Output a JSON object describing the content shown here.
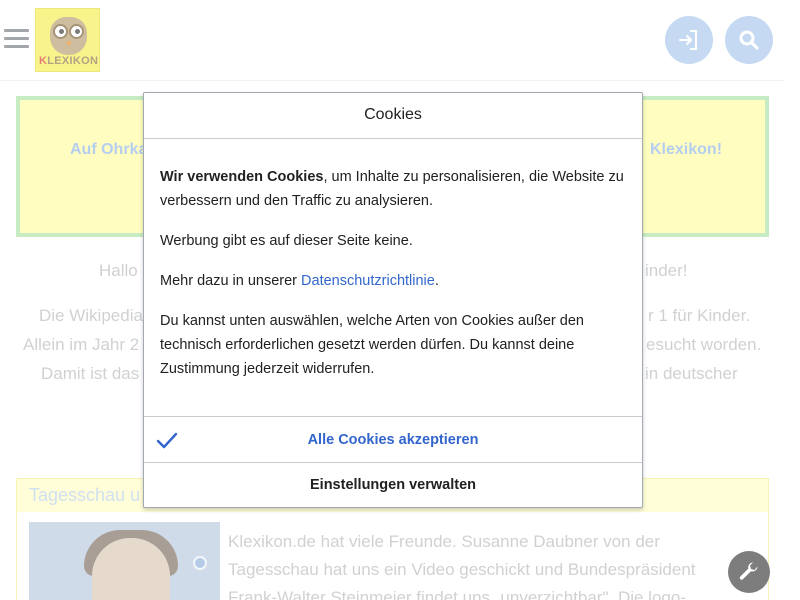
{
  "header": {
    "logo_text_k": "K",
    "logo_text_rest": "LEXIKON",
    "menu_icon": "hamburger-menu-icon",
    "login_icon": "login-icon",
    "search_icon": "search-icon"
  },
  "banner": {
    "left_text": "Auf Ohrka",
    "right_text": "Klexikon!"
  },
  "intro": {
    "greeting_left": "Hallo",
    "greeting_right": "inder!",
    "lines_left": [
      "Die Wikipedia",
      "Allein im Jahr 2",
      "Damit ist das"
    ],
    "lines_right": [
      "r 1 für Kinder.",
      "esucht worden.",
      "in deutscher"
    ]
  },
  "tagesschau": {
    "title": "Tagesschau u",
    "text_lines": [
      "Klexikon.de hat viele Freunde. Susanne Daubner von der",
      "Tagesschau hat uns ein Video geschickt und Bundespräsident",
      "Frank-Walter Steinmeier findet uns „unverzichtbar\". Die logo-"
    ]
  },
  "cookie_dialog": {
    "title": "Cookies",
    "p1_bold": "Wir verwenden Cookies",
    "p1_rest": ", um Inhalte zu personalisieren, die Website zu verbessern und den Traffic zu analysieren.",
    "p2": "Werbung gibt es auf dieser Seite keine.",
    "p3_prefix": "Mehr dazu in unserer ",
    "p3_link": "Datenschutzrichtlinie",
    "p3_suffix": ".",
    "p4": "Du kannst unten auswählen, welche Arten von Cookies außer den technisch erforderlichen gesetzt werden dürfen. Du kannst deine Zustimmung jederzeit widerrufen.",
    "accept_label": "Alle Cookies akzeptieren",
    "manage_label": "Einstellungen verwalten"
  },
  "colors": {
    "accent_blue": "#3366cc",
    "header_button_blue": "#a7c6ec",
    "banner_yellow": "#fffe9f",
    "banner_border_green": "#a9e0a2"
  }
}
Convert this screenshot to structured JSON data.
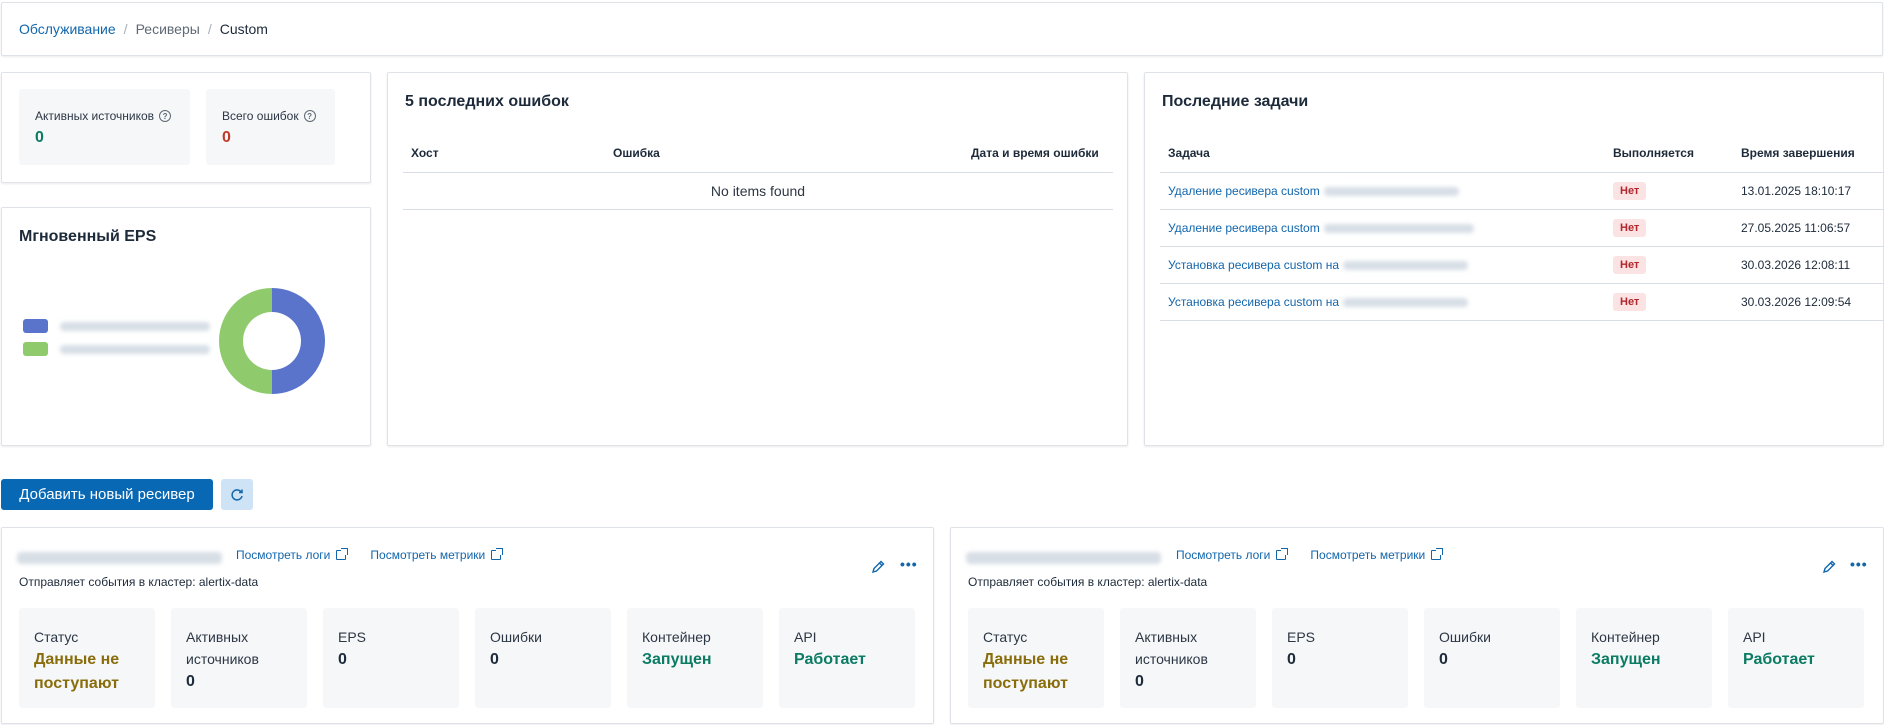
{
  "breadcrumb": {
    "item1": "Обслуживание",
    "item2": "Ресиверы",
    "current": "Custom"
  },
  "stats": {
    "active_sources": {
      "label": "Активных источников",
      "value": "0",
      "color": "#0c7b63"
    },
    "total_errors": {
      "label": "Всего ошибок",
      "value": "0",
      "color": "#c0392b"
    }
  },
  "eps": {
    "title": "Мгновенный EPS",
    "colors": [
      "#5a74cc",
      "#8fcb6c"
    ]
  },
  "errors_panel": {
    "title": "5 последних ошибок",
    "columns": [
      "Хост",
      "Ошибка",
      "Дата и время ошибки"
    ],
    "empty_text": "No items found"
  },
  "tasks_panel": {
    "title": "Последние задачи",
    "columns": [
      "Задача",
      "Выполняется",
      "Время завершения"
    ],
    "rows": [
      {
        "task": "Удаление ресивера custom",
        "running": "Нет",
        "finished": "13.01.2025 18:10:17"
      },
      {
        "task": "Удаление ресивера custom",
        "running": "Нет",
        "finished": "27.05.2025 11:06:57"
      },
      {
        "task": "Установка ресивера custom на",
        "running": "Нет",
        "finished": "30.03.2026 12:08:11"
      },
      {
        "task": "Установка ресивера custom на",
        "running": "Нет",
        "finished": "30.03.2026 12:09:54"
      }
    ]
  },
  "actions": {
    "add_receiver": "Добавить новый ресивер"
  },
  "receivers": [
    {
      "logs_link": "Посмотреть логи",
      "metrics_link": "Посмотреть метрики",
      "cluster_text": "Отправляет события в кластер: alertix-data",
      "metrics": [
        {
          "label": "Статус",
          "value": "Данные не поступают",
          "kind": "warn"
        },
        {
          "label": "Активных источников",
          "value": "0",
          "kind": "plain"
        },
        {
          "label": "EPS",
          "value": "0",
          "kind": "plain"
        },
        {
          "label": "Ошибки",
          "value": "0",
          "kind": "plain"
        },
        {
          "label": "Контейнер",
          "value": "Запущен",
          "kind": "ok"
        },
        {
          "label": "API",
          "value": "Работает",
          "kind": "ok"
        }
      ]
    },
    {
      "logs_link": "Посмотреть логи",
      "metrics_link": "Посмотреть метрики",
      "cluster_text": "Отправляет события в кластер: alertix-data",
      "metrics": [
        {
          "label": "Статус",
          "value": "Данные не поступают",
          "kind": "warn"
        },
        {
          "label": "Активных источников",
          "value": "0",
          "kind": "plain"
        },
        {
          "label": "EPS",
          "value": "0",
          "kind": "plain"
        },
        {
          "label": "Ошибки",
          "value": "0",
          "kind": "plain"
        },
        {
          "label": "Контейнер",
          "value": "Запущен",
          "kind": "ok"
        },
        {
          "label": "API",
          "value": "Работает",
          "kind": "ok"
        }
      ]
    }
  ]
}
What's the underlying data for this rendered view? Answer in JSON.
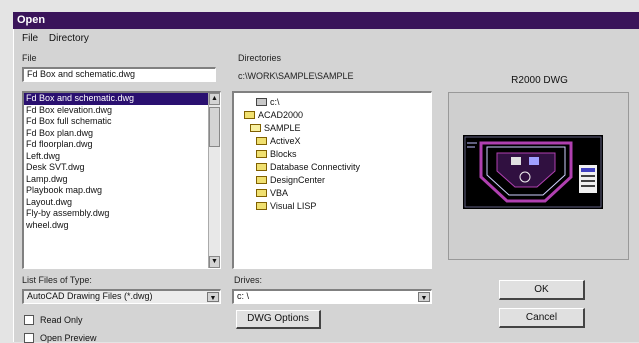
{
  "window": {
    "title": "Open"
  },
  "menu": {
    "items": [
      "File",
      "Directory"
    ]
  },
  "file_name": {
    "label": "File",
    "value": "Fd Box and schematic.dwg"
  },
  "files": {
    "items": [
      "Fd Box and schematic.dwg",
      "Fd Box elevation.dwg",
      "Fd Box full schematic",
      "Fd Box plan.dwg",
      "Fd floorplan.dwg",
      "Left.dwg",
      "Desk SVT.dwg",
      "Lamp.dwg",
      "Playbook map.dwg",
      "Layout.dwg",
      "Fly-by assembly.dwg",
      "wheel.dwg"
    ],
    "selected_index": 0
  },
  "directories": {
    "label": "Directories",
    "path": "c:\\WORK\\SAMPLE\\SAMPLE",
    "items": [
      {
        "name": "c:\\",
        "type": "drive"
      },
      {
        "name": "ACAD2000",
        "type": "folder"
      },
      {
        "name": "SAMPLE",
        "type": "folder-open"
      },
      {
        "name": "ActiveX",
        "type": "folder"
      },
      {
        "name": "Blocks",
        "type": "folder"
      },
      {
        "name": "Database Connectivity",
        "type": "folder"
      },
      {
        "name": "DesignCenter",
        "type": "folder"
      },
      {
        "name": "VBA",
        "type": "folder"
      },
      {
        "name": "Visual LISP",
        "type": "folder"
      }
    ]
  },
  "file_type": {
    "label": "List Files of Type:",
    "value": "AutoCAD Drawing Files (*.dwg)"
  },
  "drives": {
    "label": "Drives:",
    "value": "c: \\"
  },
  "dwg_options_label": "DWG Options",
  "read_only_label": "Read Only",
  "open_preview_label": "Open Preview",
  "preview": {
    "label": "R2000 DWG"
  },
  "buttons": {
    "ok": "OK",
    "cancel": "Cancel"
  },
  "colors": {
    "title_bar": "#3a145a",
    "selection": "#2a1070",
    "preview_bg": "#000000",
    "drawing_accent": "#b040b0"
  }
}
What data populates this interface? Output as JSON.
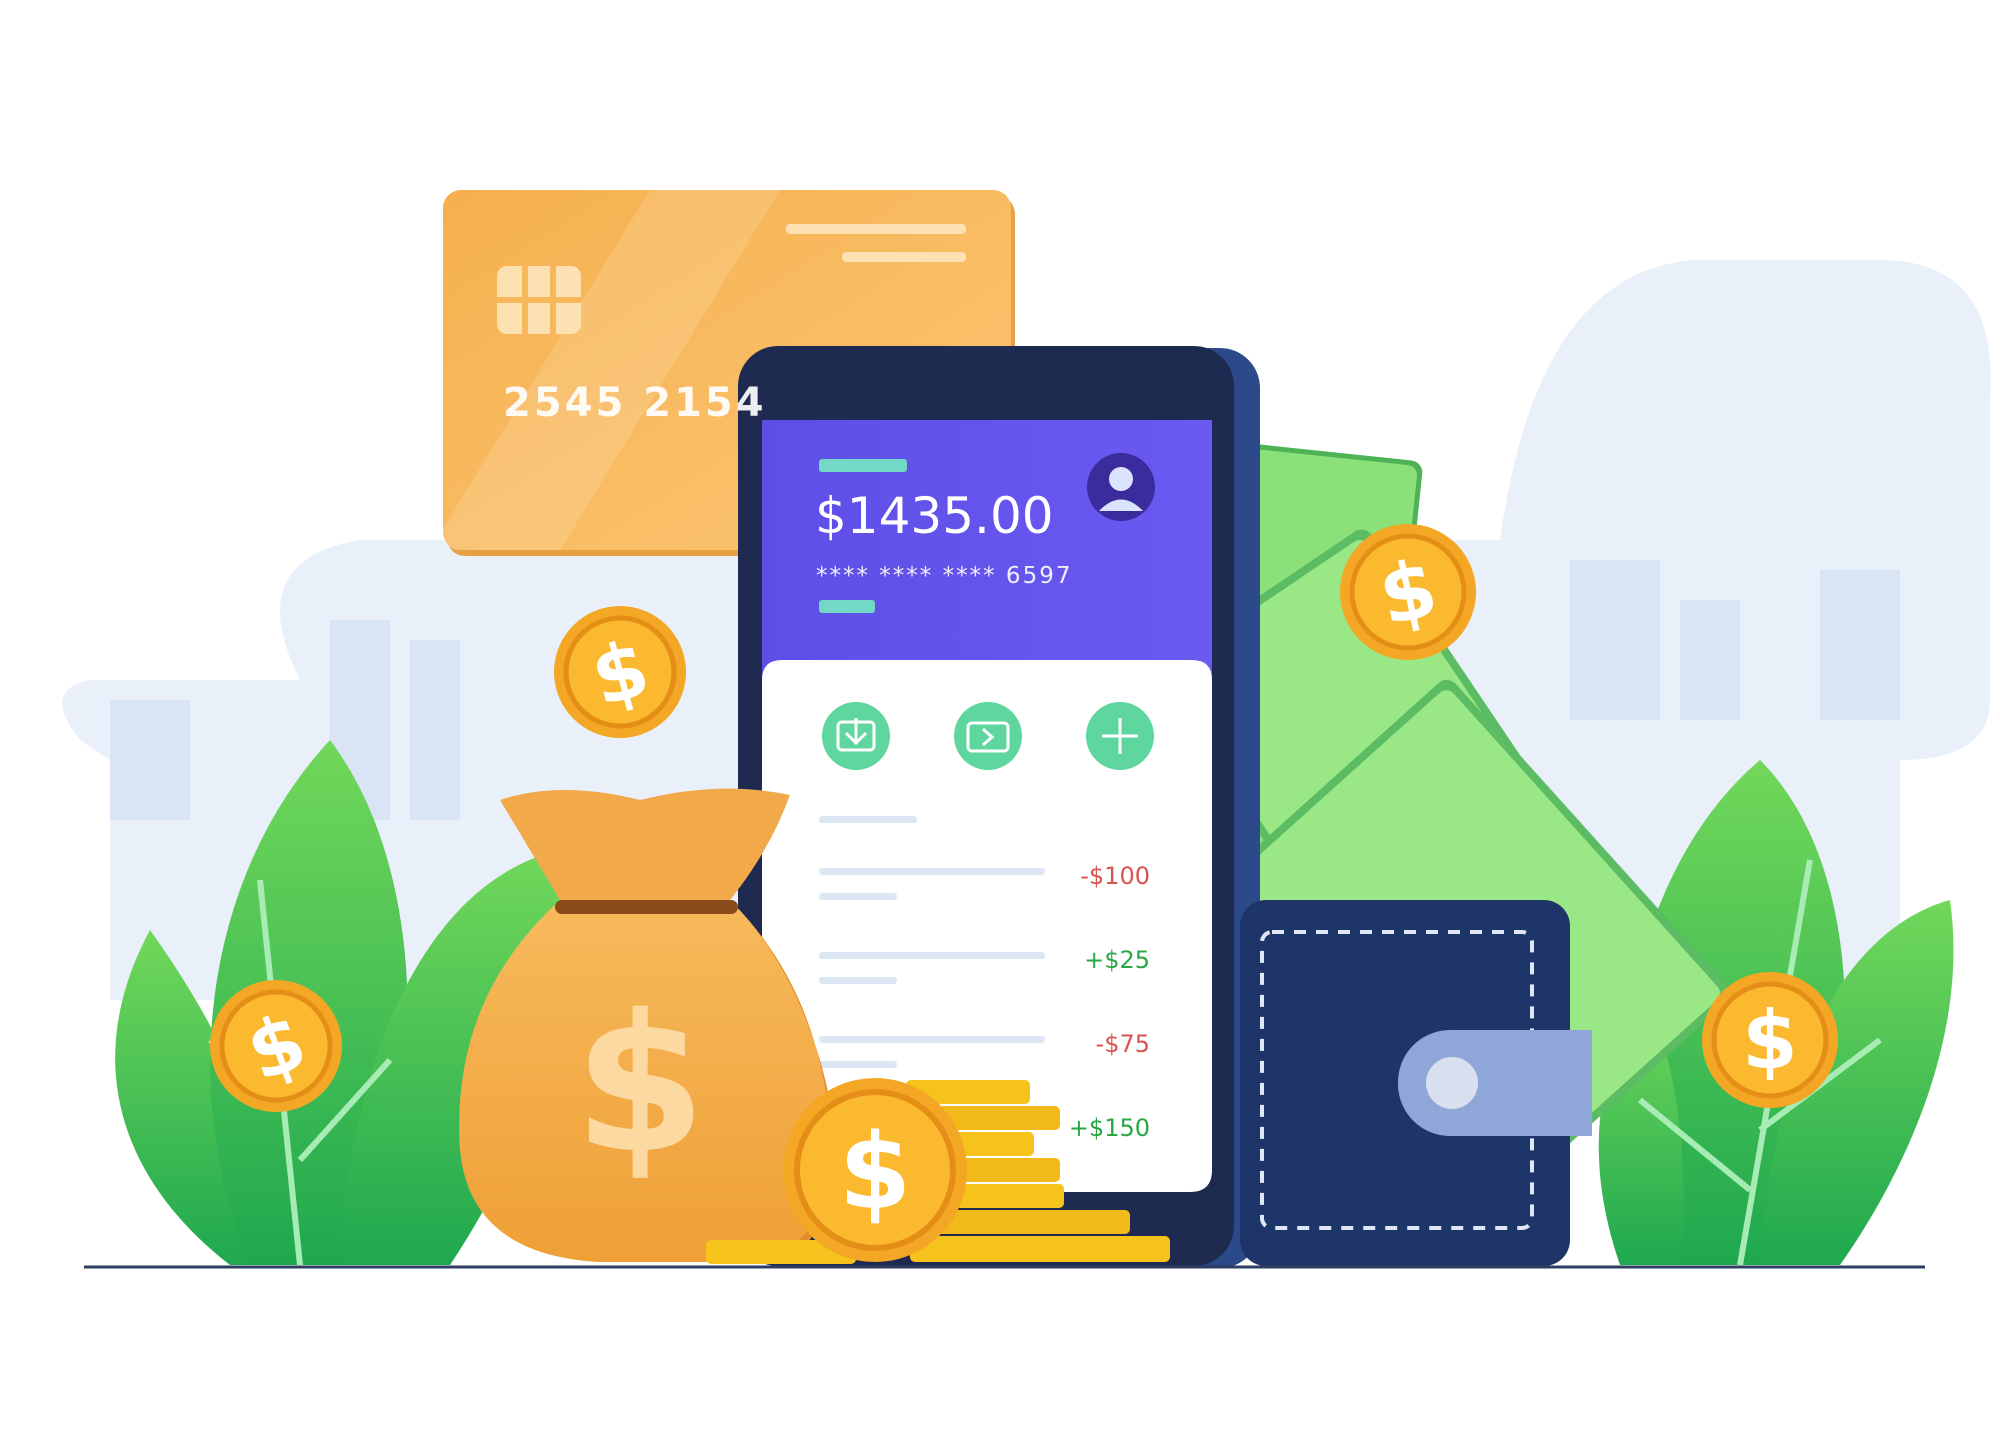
{
  "card": {
    "number": "2545 2154"
  },
  "phone": {
    "balance": "$1435.00",
    "masked_card": "**** **** **** 6597",
    "actions": [
      {
        "name": "receive-icon"
      },
      {
        "name": "send-icon"
      },
      {
        "name": "add-icon"
      }
    ],
    "transactions": [
      {
        "amount": "-$100",
        "kind": "debit"
      },
      {
        "amount": "+$25",
        "kind": "credit"
      },
      {
        "amount": "-$75",
        "kind": "debit"
      },
      {
        "amount": "+$150",
        "kind": "credit"
      }
    ]
  },
  "colors": {
    "card": "#f6b85a",
    "phone_header": "#5b4fe8",
    "phone_body": "#1f2a50",
    "accent_green": "#5ed69e",
    "wallet": "#1e3569",
    "coin": "#f7a928",
    "debit": "#d9534f",
    "credit": "#28a745"
  }
}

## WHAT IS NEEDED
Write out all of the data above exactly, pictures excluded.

## TASK RESPONSE
Output a JSON object describing the content shown here.
{
  "header": {
    "logo_text_k": "K",
    "logo_text_rest": "LEXIKON",
    "menu_icon": "hamburger-menu-icon",
    "login_icon": "login-icon",
    "search_icon": "search-icon"
  },
  "banner": {
    "left_text": "Auf Ohrka",
    "right_text": "Klexikon!"
  },
  "intro": {
    "greeting_left": "Hallo",
    "greeting_right": "inder!",
    "lines_left": [
      "Die Wikipedia",
      "Allein im Jahr 2",
      "Damit ist das"
    ],
    "lines_right": [
      "r 1 für Kinder.",
      "esucht worden.",
      "in deutscher"
    ]
  },
  "tagesschau": {
    "title": "Tagesschau u",
    "text_lines": [
      "Klexikon.de hat viele Freunde. Susanne Daubner von der",
      "Tagesschau hat uns ein Video geschickt und Bundespräsident",
      "Frank-Walter Steinmeier findet uns „unverzichtbar\". Die logo-"
    ]
  },
  "cookie_dialog": {
    "title": "Cookies",
    "p1_bold": "Wir verwenden Cookies",
    "p1_rest": ", um Inhalte zu personalisieren, die Website zu verbessern und den Traffic zu analysieren.",
    "p2": "Werbung gibt es auf dieser Seite keine.",
    "p3_prefix": "Mehr dazu in unserer ",
    "p3_link": "Datenschutzrichtlinie",
    "p3_suffix": ".",
    "p4": "Du kannst unten auswählen, welche Arten von Cookies außer den technisch erforderlichen gesetzt werden dürfen. Du kannst deine Zustimmung jederzeit widerrufen.",
    "accept_label": "Alle Cookies akzeptieren",
    "manage_label": "Einstellungen verwalten"
  },
  "colors": {
    "accent_blue": "#3366cc",
    "header_button_blue": "#a7c6ec",
    "banner_yellow": "#fffe9f",
    "banner_border_green": "#a9e0a2"
  }
}
Convert this screenshot to structured JSON data.
{
  "breadcrumb": {
    "item1": "Обслуживание",
    "item2": "Ресиверы",
    "current": "Custom"
  },
  "stats": {
    "active_sources": {
      "label": "Активных источников",
      "value": "0",
      "color": "#0c7b63"
    },
    "total_errors": {
      "label": "Всего ошибок",
      "value": "0",
      "color": "#c0392b"
    }
  },
  "eps": {
    "title": "Мгновенный EPS",
    "colors": [
      "#5a74cc",
      "#8fcb6c"
    ]
  },
  "errors_panel": {
    "title": "5 последних ошибок",
    "columns": [
      "Хост",
      "Ошибка",
      "Дата и время ошибки"
    ],
    "empty_text": "No items found"
  },
  "tasks_panel": {
    "title": "Последние задачи",
    "columns": [
      "Задача",
      "Выполняется",
      "Время завершения"
    ],
    "rows": [
      {
        "task": "Удаление ресивера custom",
        "running": "Нет",
        "finished": "13.01.2025 18:10:17"
      },
      {
        "task": "Удаление ресивера custom",
        "running": "Нет",
        "finished": "27.05.2025 11:06:57"
      },
      {
        "task": "Установка ресивера custom на",
        "running": "Нет",
        "finished": "30.03.2026 12:08:11"
      },
      {
        "task": "Установка ресивера custom на",
        "running": "Нет",
        "finished": "30.03.2026 12:09:54"
      }
    ]
  },
  "actions": {
    "add_receiver": "Добавить новый ресивер"
  },
  "receivers": [
    {
      "logs_link": "Посмотреть логи",
      "metrics_link": "Посмотреть метрики",
      "cluster_text": "Отправляет события в кластер: alertix-data",
      "metrics": [
        {
          "label": "Статус",
          "value": "Данные не поступают",
          "kind": "warn"
        },
        {
          "label": "Активных источников",
          "value": "0",
          "kind": "plain"
        },
        {
          "label": "EPS",
          "value": "0",
          "kind": "plain"
        },
        {
          "label": "Ошибки",
          "value": "0",
          "kind": "plain"
        },
        {
          "label": "Контейнер",
          "value": "Запущен",
          "kind": "ok"
        },
        {
          "label": "API",
          "value": "Работает",
          "kind": "ok"
        }
      ]
    },
    {
      "logs_link": "Посмотреть логи",
      "metrics_link": "Посмотреть метрики",
      "cluster_text": "Отправляет события в кластер: alertix-data",
      "metrics": [
        {
          "label": "Статус",
          "value": "Данные не поступают",
          "kind": "warn"
        },
        {
          "label": "Активных источников",
          "value": "0",
          "kind": "plain"
        },
        {
          "label": "EPS",
          "value": "0",
          "kind": "plain"
        },
        {
          "label": "Ошибки",
          "value": "0",
          "kind": "plain"
        },
        {
          "label": "Контейнер",
          "value": "Запущен",
          "kind": "ok"
        },
        {
          "label": "API",
          "value": "Работает",
          "kind": "ok"
        }
      ]
    }
  ]
}
What's the underlying data for this rendered view? Answer in JSON.
{
  "window": {
    "title": "Open"
  },
  "menu": {
    "items": [
      "File",
      "Directory"
    ]
  },
  "file_name": {
    "label": "File",
    "value": "Fd Box and schematic.dwg"
  },
  "files": {
    "items": [
      "Fd Box and schematic.dwg",
      "Fd Box elevation.dwg",
      "Fd Box full schematic",
      "Fd Box plan.dwg",
      "Fd floorplan.dwg",
      "Left.dwg",
      "Desk SVT.dwg",
      "Lamp.dwg",
      "Playbook map.dwg",
      "Layout.dwg",
      "Fly-by assembly.dwg",
      "wheel.dwg"
    ],
    "selected_index": 0
  },
  "directories": {
    "label": "Directories",
    "path": "c:\\WORK\\SAMPLE\\SAMPLE",
    "items": [
      {
        "name": "c:\\",
        "type": "drive"
      },
      {
        "name": "ACAD2000",
        "type": "folder"
      },
      {
        "name": "SAMPLE",
        "type": "folder-open"
      },
      {
        "name": "ActiveX",
        "type": "folder"
      },
      {
        "name": "Blocks",
        "type": "folder"
      },
      {
        "name": "Database Connectivity",
        "type": "folder"
      },
      {
        "name": "DesignCenter",
        "type": "folder"
      },
      {
        "name": "VBA",
        "type": "folder"
      },
      {
        "name": "Visual LISP",
        "type": "folder"
      }
    ]
  },
  "file_type": {
    "label": "List Files of Type:",
    "value": "AutoCAD Drawing Files (*.dwg)"
  },
  "drives": {
    "label": "Drives:",
    "value": "c: \\"
  },
  "dwg_options_label": "DWG Options",
  "read_only_label": "Read Only",
  "open_preview_label": "Open Preview",
  "preview": {
    "label": "R2000 DWG"
  },
  "buttons": {
    "ok": "OK",
    "cancel": "Cancel"
  },
  "colors": {
    "title_bar": "#3a145a",
    "selection": "#2a1070",
    "preview_bg": "#000000",
    "drawing_accent": "#b040b0"
  }
}
What data populates this interface? Output as JSON.
{
  "card": {
    "number": "2545 2154"
  },
  "phone": {
    "balance": "$1435.00",
    "masked_card": "**** **** **** 6597",
    "actions": [
      {
        "name": "receive-icon"
      },
      {
        "name": "send-icon"
      },
      {
        "name": "add-icon"
      }
    ],
    "transactions": [
      {
        "amount": "-$100",
        "kind": "debit"
      },
      {
        "amount": "+$25",
        "kind": "credit"
      },
      {
        "amount": "-$75",
        "kind": "debit"
      },
      {
        "amount": "+$150",
        "kind": "credit"
      }
    ]
  },
  "colors": {
    "card": "#f6b85a",
    "phone_header": "#5b4fe8",
    "phone_body": "#1f2a50",
    "accent_green": "#5ed69e",
    "wallet": "#1e3569",
    "coin": "#f7a928",
    "debit": "#d9534f",
    "credit": "#28a745"
  }
}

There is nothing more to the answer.